Dubbing exercise tutorial

In dubbing exercises, the learners pick a character or role of the exercise and dub their part. Learners must speak at the same speed the character does, so this kind of exercise is an entertaining way of practising the fluency, the intonation and dramatization. In this example we are going to use an excerpt of the Creative Commons Attribution 3.0 short animation film Sintel by the Blender Foundation.

Resource gathering stage

The resource gathering for dubbing exercises can be done either by picking a video from Vimeo or another video repository and cutting it to match your needs or developing a short script that has to do with everyday life situations and enacting it yourself with some of your colleagues. For this example we downloaded the HD 720p (~600MB, MKV, 5.1) option. We also downloaded the English subtitle file to use it as a reference in the interaction definition stage.

Download movie file
Download english subtitle file

Video creation stage

Slicing the original video to keep just an excerpt

The characters don’t speak in most of the film so we are going to pick just an excerpt of about 30 seconds where Sintel and the shaman are discussing her quest. The scene takes place from 02:06.416 to 02:42.125 (frames 3034 to 3891).

Exporting the video project

After selecting the scene we wanted to keep, we encoded it using the following settings:

  • Video codec: x264/H264/AVC with a bitrate of 15000kbps to keep a good quality. Other options could be choosing a High Profile, setting multiple pass encoding…
  • Audio codec: AAC, 128kbps bitrate, Dynamic Range Compression to boost the volume of the dialogue and Stereo channels (we don’t need 5.1 channels for our purposes).
  • Media container: MP4

You can see the excerpt below:

You can download the excerpt here: Sintel excerpt

Interaction definition stage

You can use the English subtitles we downloaded in the resource gathering stage just for reference or make some adjustments to it in order to get the timestamps of the dialogue lines. In the following table you can see the lines of our excerpt in the original subtitle file and the lines adjusted to our excerpt. We deleted the lines that were not part of the excerpt, changed their numbering and subtracted 02:06.416 from all the timestamps to keep the new subtitles synchronized.

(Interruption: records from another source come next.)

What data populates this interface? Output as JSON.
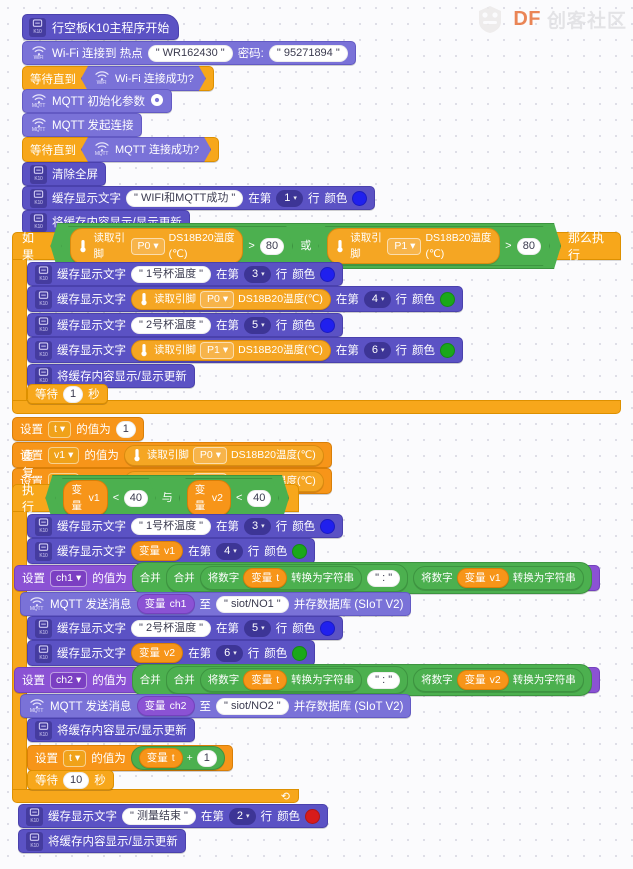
{
  "watermark": {
    "brand": "DF",
    "community": "创客社区"
  },
  "labels": {
    "wait_until": "等待直到",
    "if": "如果",
    "then": "那么执行",
    "or": "或",
    "and": "与",
    "repeat_until": "重复执行直到",
    "set": "设置",
    "set_value_to": "的值为",
    "wait": "等待",
    "seconds": "秒",
    "at_line": "在第",
    "line_unit": "行",
    "color": "颜色",
    "variable": "变量",
    "join": "合并",
    "num_to_str_pre": "将数字",
    "num_to_str_post": "转换为字符串",
    "read_pin": "读取引脚",
    "ds18b20": "DS18B20温度(℃)",
    "caret": "▾"
  },
  "blocks": {
    "hat_start": "行空板K10主程序开始",
    "wifi_connect": {
      "text": "Wi-Fi 连接到 热点",
      "ssid": "\" WR162430 \"",
      "pwd_label": "密码:",
      "pwd": "\" 95271894 \""
    },
    "wifi_connected": "Wi-Fi 连接成功?",
    "mqtt_init": "MQTT 初始化参数",
    "mqtt_connect": "MQTT 发起连接",
    "mqtt_connected": "MQTT 连接成功?",
    "clear_screen": "清除全屏",
    "buffer_show_text": "缓存显示文字",
    "flush_display": "将缓存内容显示/显示更新",
    "mqtt_send_pre": "MQTT 发送消息",
    "mqtt_send_to": "至",
    "mqtt_send_post": "并存数据库 (SIoT V2)"
  },
  "values": {
    "t": "t",
    "v1": "v1",
    "v2": "v2",
    "ch1": "ch1",
    "ch2": "ch2",
    "pin_p0": "P0",
    "pin_p1": "P1",
    "threshold_80": "80",
    "threshold_40": "40",
    "one": "1",
    "ten": "10",
    "gt": ">",
    "lt": "<",
    "plus": "+",
    "colon_str": "\" : \"",
    "topic1": "\" siot/NO1 \"",
    "topic2": "\" siot/NO2 \"",
    "msg_wifi_mqtt_ok": "\" WIFI和MQTT成功 \"",
    "msg_cup1": "\" 1号杯温度 \"",
    "msg_cup2": "\" 2号杯温度 \"",
    "msg_done": "\" 测量结束 \"",
    "line1": "1",
    "line2": "2",
    "line3": "3",
    "line4": "4",
    "line5": "5",
    "line6": "6"
  },
  "colors": {
    "blue_swatch": "#2020ee",
    "green_swatch": "#1aa81a",
    "red_swatch": "#d81b1b",
    "control_orange": "#f7a71b",
    "variable_orange": "#f79519",
    "display_purple": "#5b52c4",
    "net_purple": "#7a72d8",
    "operator_green": "#4cb04f",
    "mqtt_var_purple": "#8b52d4"
  }
}
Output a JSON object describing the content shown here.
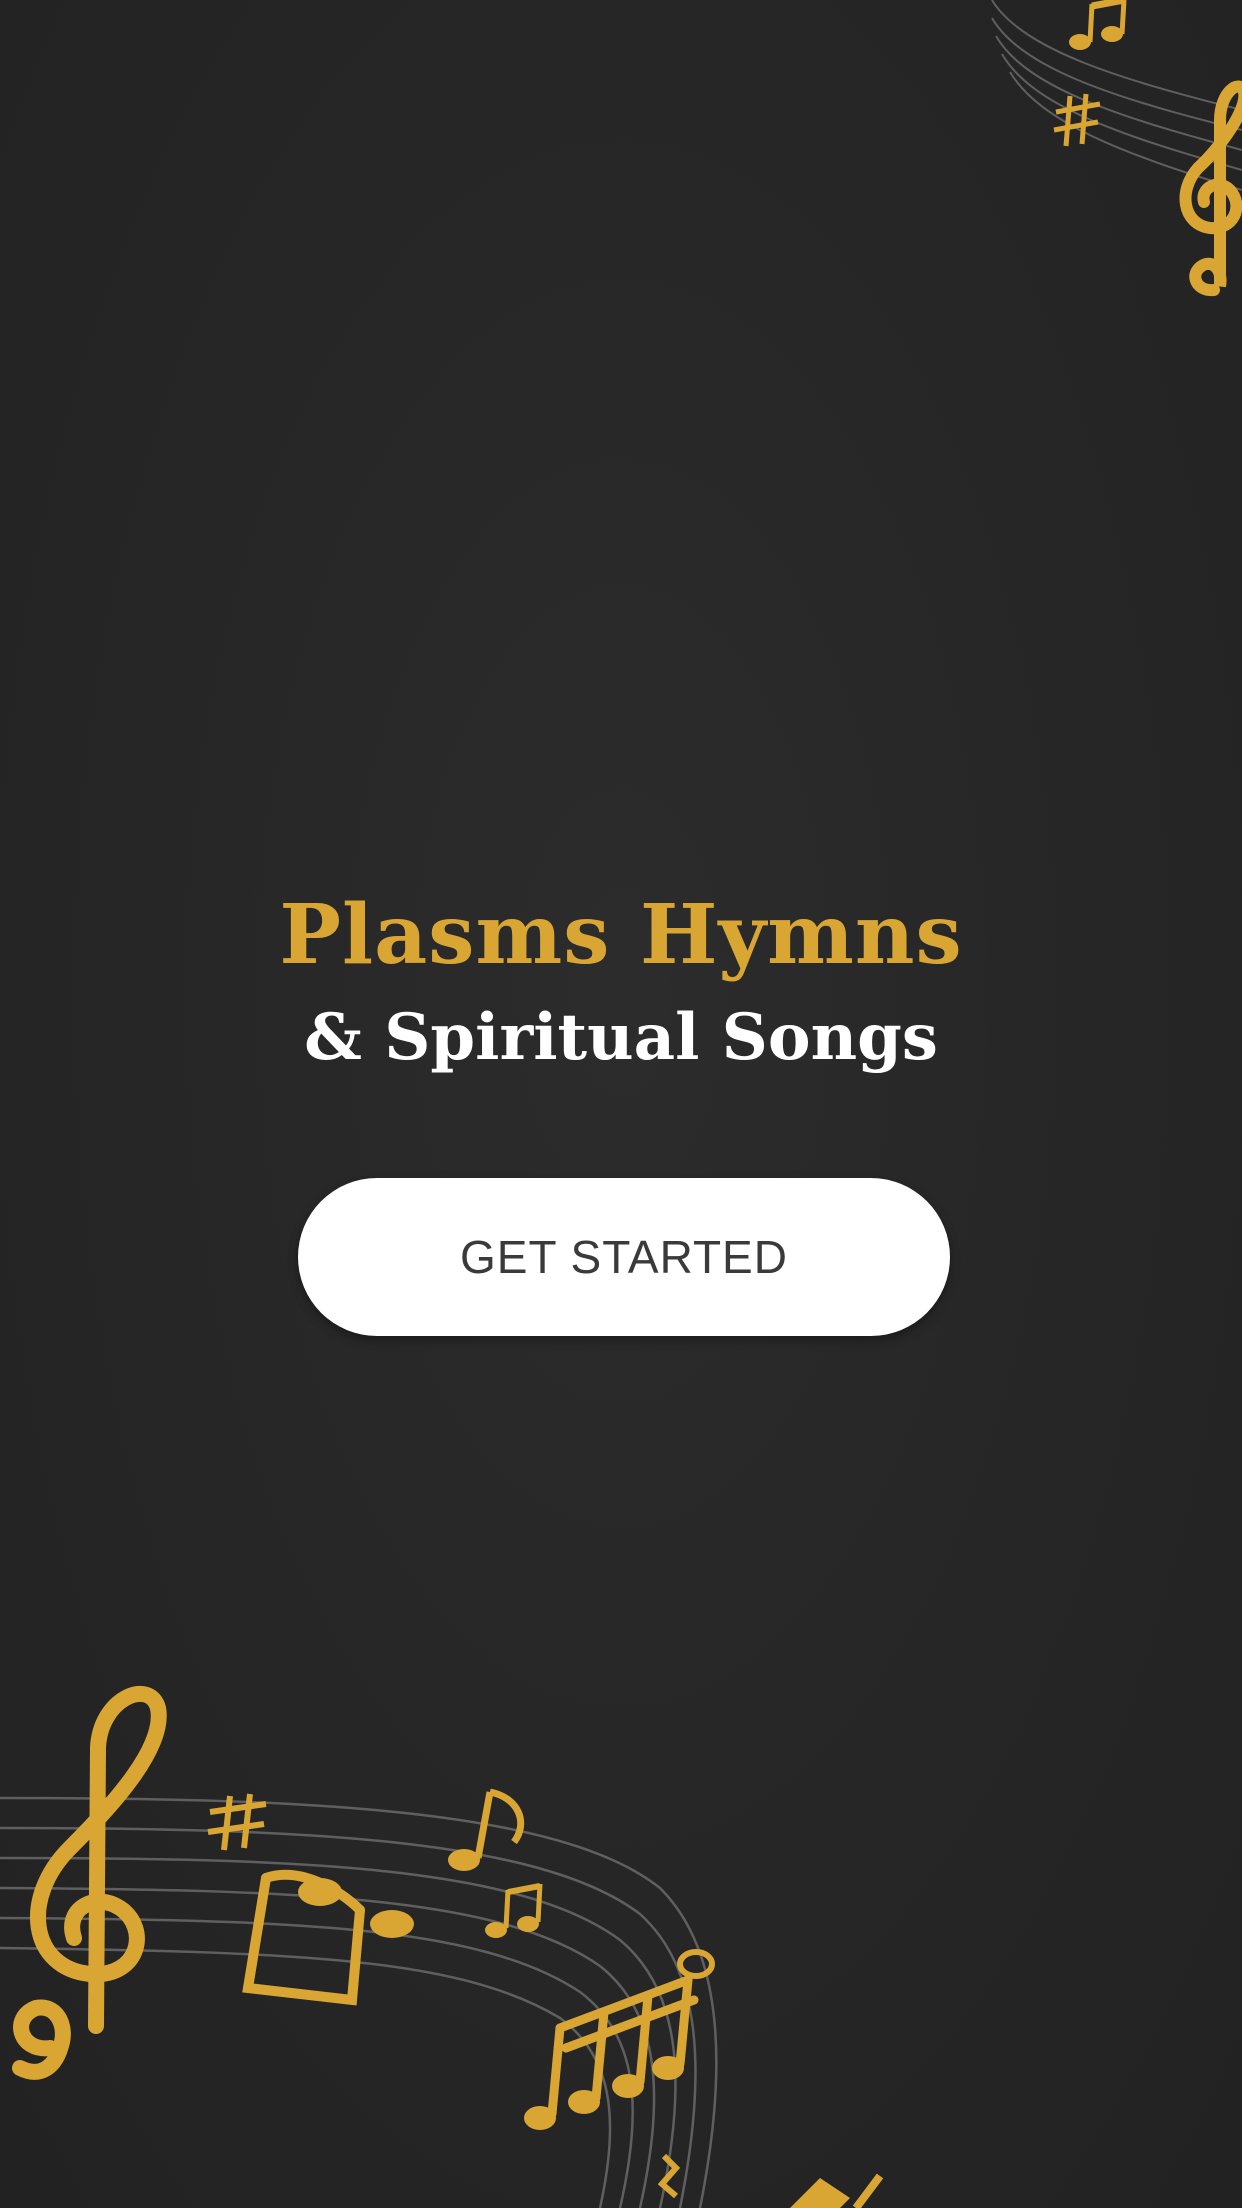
{
  "splash": {
    "title": "Plasms Hymns",
    "subtitle": "& Spiritual Songs",
    "get_started_label": "GET STARTED"
  },
  "decor": {
    "icons": [
      "treble-clef-icon",
      "music-note-icon",
      "sharp-sign-icon",
      "music-staff"
    ]
  },
  "colors": {
    "background": "#262626",
    "accent_gold": "#d9a634",
    "subtitle": "#ffffff",
    "button_bg": "#ffffff",
    "button_text": "#3a3a3a"
  }
}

Original dialogue lines Excerpt dialogue lines
00:02:07,500 –> 00:02:09,000
00:02:09,400 –> 00:02:13,800
What brings you to
the land of the gatekeepers?8
00:02:15,000 –> 00:02:17,500
I’m searching for someone.

00:02:18,000 –> 00:02:22,200
Someone very dear?
A kindred spirit?

00:02:23,400 –> 00:02:25,000
A dragon.

00:02:28,850 –> 00:02:31,750
A dangerous quest for a lone hunter.

00:02:32,950 –> 00:02:35,870
I’ve been alone for
as long as I can remember.

00:00:01,084 –> 00:00:02,584
00:00:02,984 –> 00:00:07,384
What brings you to
the land of the gatekeepers?3
00:00:08,584 –> 00:00:11,084
I’m searching for someone.

00:00:11,584 –> 00:00:15,784
Someone very dear?
A kindred spirit?

00:00:16,984 –> 00:00:18,584
A dragon.

00:00:22,434 –> 00:00:25,334
A dangerous quest for a lone hunter.

00:00:26,534 –> 00:00:29,454
I’ve been alone for
as long as I can remember.

It should be noted that we didn’t do this by hand. There are several free programs available that can help you to make subtitle adjustments. These are some of them:

Platform Software


Subtitle Edit: http://www.nikse.dk/SubtitleEdit

Subtitle Workshop: http://subworkshop.sourceforge.net/


Subtitle Editor: http://home.gna.org/subtitleeditor/

Gnome Subtitles: http://gnomesubtitles.org/


Jubler: http://www.jubler.org/download.html

After adding the subtitle lines and defining the character/role that speaks on each line we have the following final interaction table:


After Publishing and confirming the subtitles cover the entirety of the video we can go to the practice section to check if everything works as expected.

Dubbing exercises are probably the most time consuming exercises you can make, because they involve a lot of steps. But, on the upside, they usually are the ones that students enjoy the most.